Exercise aim: A line qualifies if it holds the string "网关管理". Copy every qualifying line from the records.

◆ ◆ ◆ ◆ ◆ ◆ ◆

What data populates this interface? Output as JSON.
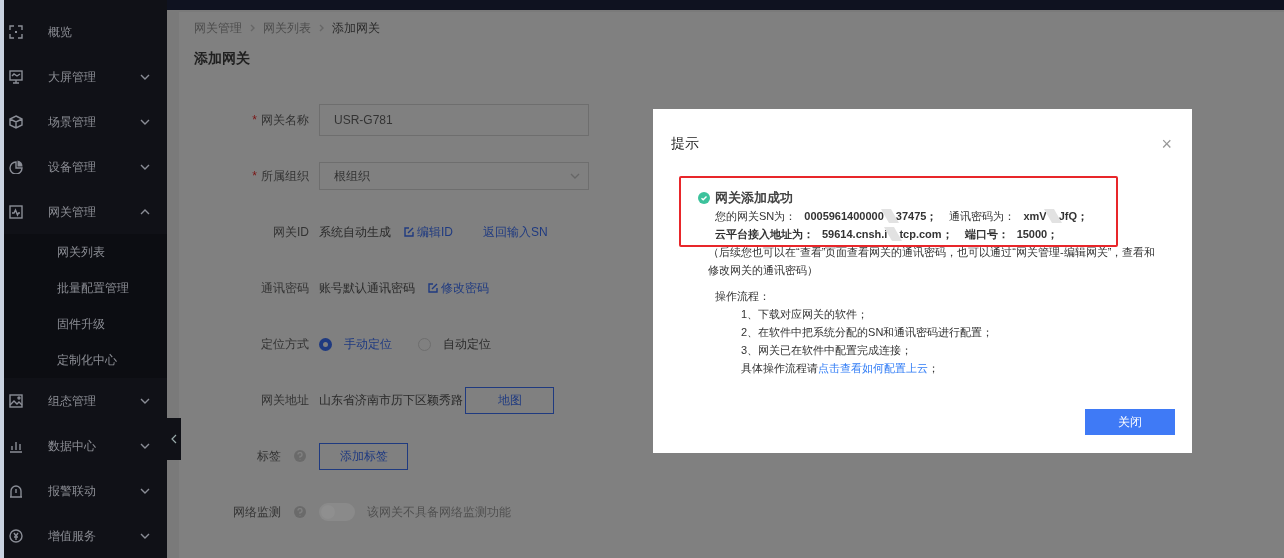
{
  "sidebar": {
    "items": [
      {
        "label": "概览",
        "expandable": false
      },
      {
        "label": "大屏管理",
        "expandable": true,
        "expanded": false
      },
      {
        "label": "场景管理",
        "expandable": true,
        "expanded": false
      },
      {
        "label": "设备管理",
        "expandable": true,
        "expanded": false
      },
      {
        "label": "网关管理",
        "expandable": true,
        "expanded": true,
        "children": [
          {
            "label": "网关列表"
          },
          {
            "label": "批量配置管理"
          },
          {
            "label": "固件升级"
          },
          {
            "label": "定制化中心"
          }
        ]
      },
      {
        "label": "组态管理",
        "expandable": true,
        "expanded": false
      },
      {
        "label": "数据中心",
        "expandable": true,
        "expanded": false
      },
      {
        "label": "报警联动",
        "expandable": true,
        "expanded": false
      },
      {
        "label": "增值服务",
        "expandable": true,
        "expanded": false
      }
    ]
  },
  "breadcrumb": [
    "网关管理",
    "网关列表",
    "添加网关"
  ],
  "page_title": "添加网关",
  "form": [
    {
      "kind": "input",
      "required_mark": "*",
      "label": "网关名称",
      "value": "USR-G781"
    },
    {
      "kind": "select",
      "required_mark": "*",
      "label": "所属组织",
      "value": "根组织"
    },
    {
      "kind": "links",
      "label": "网关ID",
      "text": "系统自动生成",
      "links": [
        {
          "label": "编辑ID",
          "icon": true
        },
        {
          "label": "返回输入SN",
          "icon": false
        }
      ]
    },
    {
      "kind": "links",
      "label": "通讯密码",
      "text": "账号默认通讯密码",
      "links": [
        {
          "label": "修改密码",
          "icon": true
        }
      ]
    },
    {
      "kind": "radio",
      "label": "定位方式",
      "options": [
        {
          "label": "手动定位",
          "selected": true
        },
        {
          "label": "自动定位",
          "selected": false
        }
      ]
    },
    {
      "kind": "address",
      "label": "网关地址",
      "text": "山东省济南市历下区颖秀路",
      "button": "地图"
    },
    {
      "kind": "button",
      "label": "标签",
      "help": true,
      "button": "添加标签"
    },
    {
      "kind": "switch",
      "label": "网络监测",
      "help": true,
      "on": false,
      "text": "该网关不具备网络监测功能"
    }
  ],
  "dialog": {
    "title": "提示",
    "close": "×",
    "success_title": "网关添加成功",
    "sn_label": "您的网关SN为：",
    "sn_value": [
      "0005961400000",
      "37475；"
    ],
    "password_label": "通讯密码为：",
    "password_value": [
      "xmV",
      "JfQ；"
    ],
    "address_label": "云平台接入地址为：",
    "address_value": [
      "59614.cnsh.i",
      "tcp.com；"
    ],
    "port_label": "端口号：",
    "port_value": "15000；",
    "note": "（后续您也可以在“查看”页面查看网关的通讯密码，也可以通过“网关管理-编辑网关”，查看和修改网关的通讯密码）",
    "steps_title": "操作流程：",
    "steps": [
      "1、下载对应网关的软件；",
      "2、在软件中把系统分配的SN和通讯密码进行配置；",
      "3、网关已在软件中配置完成连接；"
    ],
    "help_prefix": "具体操作流程请",
    "help_link": "点击查看如何配置上云",
    "help_suffix": "；",
    "button": "关闭"
  }
}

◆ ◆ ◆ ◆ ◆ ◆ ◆

Task answer:
        "label": "网关管理",
    "网关管理",
    "note": "（后续您也可以在“查看”页面查看网关的通讯密码，也可以通过“网关管理-编辑网关”，查看和修改网关的通讯密码）",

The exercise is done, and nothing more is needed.